    Alternate PaaS project with mention:

    • Replies to Wojciech Sielski>

      Comment by Wojciech Sielski posted on

      *worth mentioning

    • Replies to Wojciech Sielski>

      Comment by Anna Shipman posted on

      Thanks! That’s good to know. We did this evaluation a while ago and many of the technologies have moved on a lot since then. This is useful information about Mesos and Marathon and thanks for sharing your code!

  2. Comment by Des posted on

    A really great post - thanks 🙂

    Was there any reason why WSO2 was not included in the target list for investigation / evaluation?

    • Replies to Des>

      Comment by Anna Shipman posted on

      Hi, thanks! Glad you enjoyed the post.

      We did look at Stratos very early on, but it didn't make our longlist – it didn't seem that it would meet our selection criteria. In the very early stages of the investigation it was quite light-touch so I'm afraid we didn't document the exact reasons it didn't make the list. Is it something you've found useful?

  3. Comment by KubeFan posted on

    Interesting that Deis just re-platformed to kubernetes Worth giving the kubernetes based candidates a better look?

    • Replies to KubeFan>

      Comment by Anna Shipman posted on

      We spoke to Deis a little while ago and they mentioned they were planning this. It's good to see. Kubernetes has moved on a huge amount since we did our evaluation, and definitely is worth another look. Thanks!

  4. Comment by Carl posted on

    Just found this post and I have to say, Awesome work, kudos.

    There have been a lot of improvements to Cloud Foundry 1.6, it has some significant improvements, like the ability to run docker containers, .net as well as binary buildpacks.

    Check it all out here:

  5. Comment by Amit posted on

    Thanks for sharing this research! Couple questions. How did you determine production readiness? How did you determine whether data backup was possible? Couple suggestions. Cloud Foundry itself is mostly Go, with just one Ruby component and one Java component. The "Any associated cost?" column could be renamed so that the positive answer is "Yes", so that I can turn conditional highlighting on my Spreadsheet (No = Red) and quickly see the negative points of all the options. Maybe something like "Free of additional costs".

    • Replies to Amit>

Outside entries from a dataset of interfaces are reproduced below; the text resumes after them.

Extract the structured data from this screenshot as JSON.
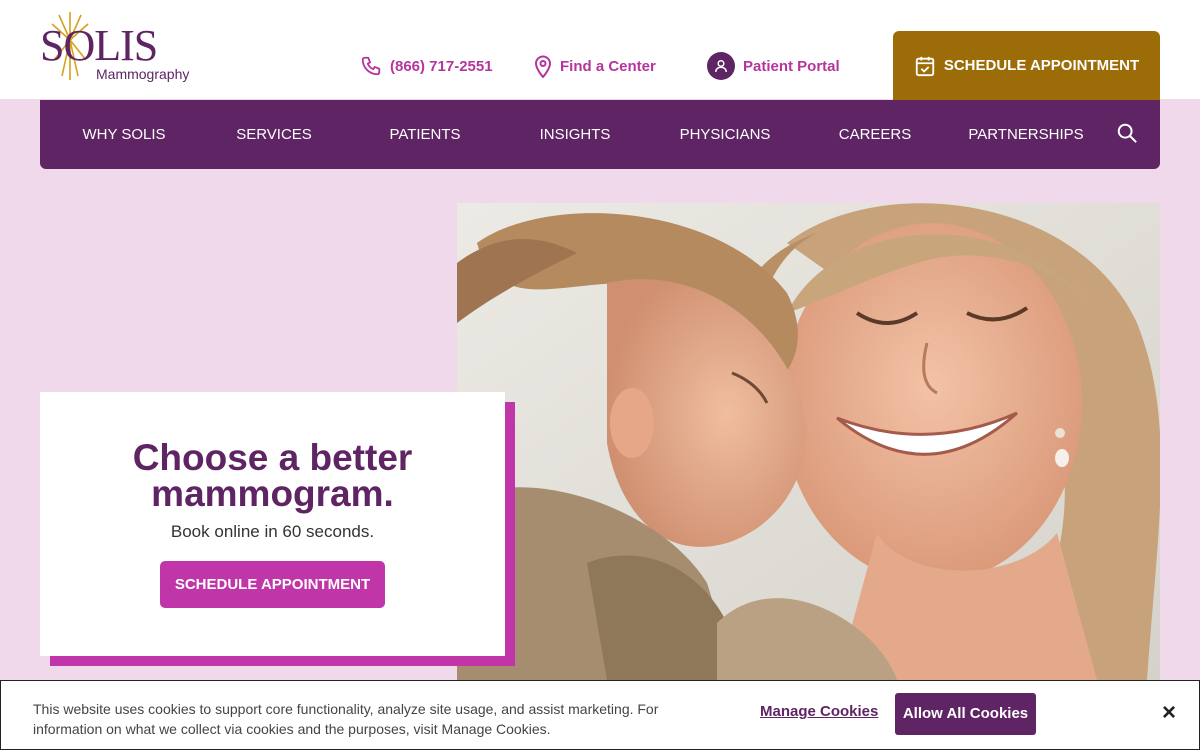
{
  "brand": {
    "name": "SOLIS",
    "subtitle": "Mammography"
  },
  "utility": {
    "phone": "(866) 717-2551",
    "find_center": "Find a Center",
    "patient_portal": "Patient Portal",
    "schedule": "SCHEDULE APPOINTMENT"
  },
  "nav": {
    "items": [
      "WHY SOLIS",
      "SERVICES",
      "PATIENTS",
      "INSIGHTS",
      "PHYSICIANS",
      "CAREERS",
      "PARTNERSHIPS"
    ]
  },
  "hero": {
    "title": "Choose a better mammogram.",
    "subtitle": "Book online in 60 seconds.",
    "button": "SCHEDULE APPOINTMENT"
  },
  "cookie": {
    "text": "This website uses cookies to support core functionality, analyze site usage, and assist marketing. For information on what we collect via cookies and the purposes, visit Manage Cookies.",
    "manage": "Manage Cookies",
    "allow": "Allow All Cookies",
    "close": "×"
  },
  "colors": {
    "brand_purple": "#5e2463",
    "accent_magenta": "#c036a8",
    "gold": "#9b6c07",
    "background_pink": "#f1d9ec"
  },
  "icons": [
    "sun-logo-icon",
    "phone-icon",
    "map-pin-icon",
    "user-icon",
    "calendar-check-icon",
    "search-icon",
    "close-icon"
  ]
}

      Comment by Anna Shipman posted on

      Hi Amit, thanks for your comment.

      We used various factors to determine production readiness; the main factors were our own experience in how production-ready technology works, coupled with the technology's own claims (e.g. whether it was at 1.0 at the point we were investigating it). For data backup, as I mentioned, each pair built a simple prototype using the technology and investigated it, so determining whether data backup was possible in each case would have been based on a combination of the documentation and testing it.

      You might be interested to know that we've now selected Cloud Foundry for our Beta; you can read about that in my latest blog post: